Fit for a king | india | Hindustan Times
Today in New Delhi, India
Jul 23, 2017-Sunday
-°C
New Delhi
  • Humidity
    -
  • Wind
    -

Fit for a king

Chef Narayan Rao dispels some myths surrounding the food consumed by royalty. Vidhi Bhargav has the details.

india Updated: Apr 25, 2008 12:13 IST
Vidhi Bhargava

Chef Narayan Rao, the commander-in-chief at Kandahar, the Indian restaurant at the Oberoi, is a man on a mission. While his primary concern is to give us a taste of the food prepared in the royal kitchens, he also intends to dispel some of the myths surrounding the food consumed by royalty.

Kandahar is hosting a 10-day-long food festival featuring cuisines from different Rajwadas or royal houses of India.

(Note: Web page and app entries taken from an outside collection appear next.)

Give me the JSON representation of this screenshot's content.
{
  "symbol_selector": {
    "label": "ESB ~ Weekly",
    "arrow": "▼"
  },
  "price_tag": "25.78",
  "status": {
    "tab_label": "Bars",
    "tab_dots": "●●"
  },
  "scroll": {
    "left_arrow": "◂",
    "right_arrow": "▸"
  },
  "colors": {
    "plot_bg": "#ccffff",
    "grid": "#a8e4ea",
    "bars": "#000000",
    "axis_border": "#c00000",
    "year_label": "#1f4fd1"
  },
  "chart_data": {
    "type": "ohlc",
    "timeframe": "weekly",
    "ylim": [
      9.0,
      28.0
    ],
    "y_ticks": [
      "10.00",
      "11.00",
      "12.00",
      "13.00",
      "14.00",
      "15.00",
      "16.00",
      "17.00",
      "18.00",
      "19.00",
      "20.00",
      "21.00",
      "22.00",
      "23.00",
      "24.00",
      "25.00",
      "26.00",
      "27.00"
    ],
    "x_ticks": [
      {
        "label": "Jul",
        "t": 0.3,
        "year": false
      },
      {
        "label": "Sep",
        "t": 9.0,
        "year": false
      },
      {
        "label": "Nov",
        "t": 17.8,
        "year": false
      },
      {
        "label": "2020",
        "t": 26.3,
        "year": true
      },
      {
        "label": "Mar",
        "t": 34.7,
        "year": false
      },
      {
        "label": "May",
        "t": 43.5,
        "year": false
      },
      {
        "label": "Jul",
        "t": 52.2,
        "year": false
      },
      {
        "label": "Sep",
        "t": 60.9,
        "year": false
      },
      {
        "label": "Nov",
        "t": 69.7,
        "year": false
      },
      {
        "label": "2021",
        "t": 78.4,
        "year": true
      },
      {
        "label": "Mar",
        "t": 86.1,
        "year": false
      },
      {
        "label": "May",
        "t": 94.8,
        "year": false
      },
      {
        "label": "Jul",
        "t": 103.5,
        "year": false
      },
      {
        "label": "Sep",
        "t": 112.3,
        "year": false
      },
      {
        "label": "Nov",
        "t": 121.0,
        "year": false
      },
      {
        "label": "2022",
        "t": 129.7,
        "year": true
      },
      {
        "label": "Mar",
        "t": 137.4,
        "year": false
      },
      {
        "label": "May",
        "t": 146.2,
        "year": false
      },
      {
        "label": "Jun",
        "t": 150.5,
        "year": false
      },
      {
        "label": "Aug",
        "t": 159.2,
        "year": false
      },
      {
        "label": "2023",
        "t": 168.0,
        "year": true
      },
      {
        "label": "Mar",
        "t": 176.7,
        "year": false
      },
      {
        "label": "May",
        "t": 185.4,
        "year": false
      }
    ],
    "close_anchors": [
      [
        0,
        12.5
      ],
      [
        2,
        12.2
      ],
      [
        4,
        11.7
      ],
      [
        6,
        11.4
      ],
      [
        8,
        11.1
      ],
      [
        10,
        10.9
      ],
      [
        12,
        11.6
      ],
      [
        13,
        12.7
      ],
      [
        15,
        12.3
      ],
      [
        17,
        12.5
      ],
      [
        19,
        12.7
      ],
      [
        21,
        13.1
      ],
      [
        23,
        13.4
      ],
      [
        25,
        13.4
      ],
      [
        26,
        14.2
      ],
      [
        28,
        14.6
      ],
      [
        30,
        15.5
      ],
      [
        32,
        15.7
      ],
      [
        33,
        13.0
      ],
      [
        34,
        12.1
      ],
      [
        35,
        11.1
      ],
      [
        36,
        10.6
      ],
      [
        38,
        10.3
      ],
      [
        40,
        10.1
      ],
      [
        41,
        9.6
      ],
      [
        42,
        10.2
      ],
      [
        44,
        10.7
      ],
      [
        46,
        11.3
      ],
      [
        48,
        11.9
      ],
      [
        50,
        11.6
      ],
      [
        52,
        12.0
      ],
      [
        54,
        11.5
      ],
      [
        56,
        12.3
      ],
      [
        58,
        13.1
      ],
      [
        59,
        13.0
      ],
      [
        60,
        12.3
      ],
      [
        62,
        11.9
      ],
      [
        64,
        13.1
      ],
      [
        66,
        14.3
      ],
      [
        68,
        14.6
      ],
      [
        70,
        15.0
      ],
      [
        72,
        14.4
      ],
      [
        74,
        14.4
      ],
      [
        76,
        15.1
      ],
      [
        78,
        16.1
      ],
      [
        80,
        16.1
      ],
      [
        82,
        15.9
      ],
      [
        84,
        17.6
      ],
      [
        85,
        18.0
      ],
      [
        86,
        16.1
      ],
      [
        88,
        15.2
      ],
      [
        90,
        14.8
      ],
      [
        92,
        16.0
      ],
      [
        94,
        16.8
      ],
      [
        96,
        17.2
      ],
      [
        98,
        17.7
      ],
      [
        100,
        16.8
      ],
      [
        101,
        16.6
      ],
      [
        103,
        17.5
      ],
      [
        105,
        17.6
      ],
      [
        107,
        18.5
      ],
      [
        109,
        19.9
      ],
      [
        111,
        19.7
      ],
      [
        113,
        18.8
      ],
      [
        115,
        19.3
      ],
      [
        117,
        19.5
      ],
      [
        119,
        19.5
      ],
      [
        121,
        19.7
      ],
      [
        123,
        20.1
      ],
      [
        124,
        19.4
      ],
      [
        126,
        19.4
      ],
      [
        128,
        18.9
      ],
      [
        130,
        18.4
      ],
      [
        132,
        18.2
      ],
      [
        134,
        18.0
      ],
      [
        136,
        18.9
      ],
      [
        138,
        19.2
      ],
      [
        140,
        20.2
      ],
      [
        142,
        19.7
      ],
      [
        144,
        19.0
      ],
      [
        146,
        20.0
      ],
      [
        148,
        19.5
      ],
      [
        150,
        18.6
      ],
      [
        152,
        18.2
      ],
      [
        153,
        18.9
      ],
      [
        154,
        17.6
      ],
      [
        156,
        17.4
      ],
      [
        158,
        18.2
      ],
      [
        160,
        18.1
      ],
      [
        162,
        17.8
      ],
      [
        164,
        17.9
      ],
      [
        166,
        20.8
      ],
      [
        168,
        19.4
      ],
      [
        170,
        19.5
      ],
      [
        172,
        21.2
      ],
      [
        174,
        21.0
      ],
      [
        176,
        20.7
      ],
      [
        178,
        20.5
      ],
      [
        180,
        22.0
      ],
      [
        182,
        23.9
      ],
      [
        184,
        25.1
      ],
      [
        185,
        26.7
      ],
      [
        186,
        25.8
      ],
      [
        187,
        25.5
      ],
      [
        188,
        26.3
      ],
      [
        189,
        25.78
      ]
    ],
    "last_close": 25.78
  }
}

On till April 26, the festival includes cuisines served in the royal households of Hyderabad, Banaras, Kashmir, Rajasthan and Travancore with two days dedicated to every cuisine.

Dispelling myths
So while you may have missed out on the non-vegetarian Hyderabadi thali and the no-onion-no-garlic saatvik thali from Banares by now, you are still in time for the Vindyachal Thaali from Kashmir today the, Rajputana Thali from Rajasthan (April 23 and 24) and Arcot Thali from Travancore (April 25 to 26).

The Rajwada food served at Kandahar shatters several pre-conceived notions about royal food.

Myth 1: Royalty thrived on ghee-laden, oil rich foods and sweets.

Reality is that not all royal food is necessarily rich. Heavy dishes were restricted to festivities. The food served at this festival sits light on the stomach. It is sans creamy, dry-fruit laden pastes.

Instead you have light curries and gravies, like the yoghurt-based Gustaba, flavourful minced lamb dumplings in a light yoghurt gravy, a part of the Kashmiri thali. Not just for meat-eaters The menu also caters to both the vegetarians and meat eaters, striking the right balance between the vegetarian and non-vegetarian fare.

Myth 2: Royal kitchens prepared lavish non-vegetarian spreads every day.

Actually, barring the Mughals and the Nizams, most royal kitchens were largely vegetarians. The non-vegetarian fare was largely restricted to the hunting trips.

"Most Hindu royal houses had Brahmins cooking for the king. Also, the food cooked in the royal kitchen was first served to the deity in the house, which meant that the food had to be vegetarian," says Rao.

The food at the Rajwada festival also reflects the influence of the Raj cuisine with dishes like Chicken Cutlets, also in the Travancore thali.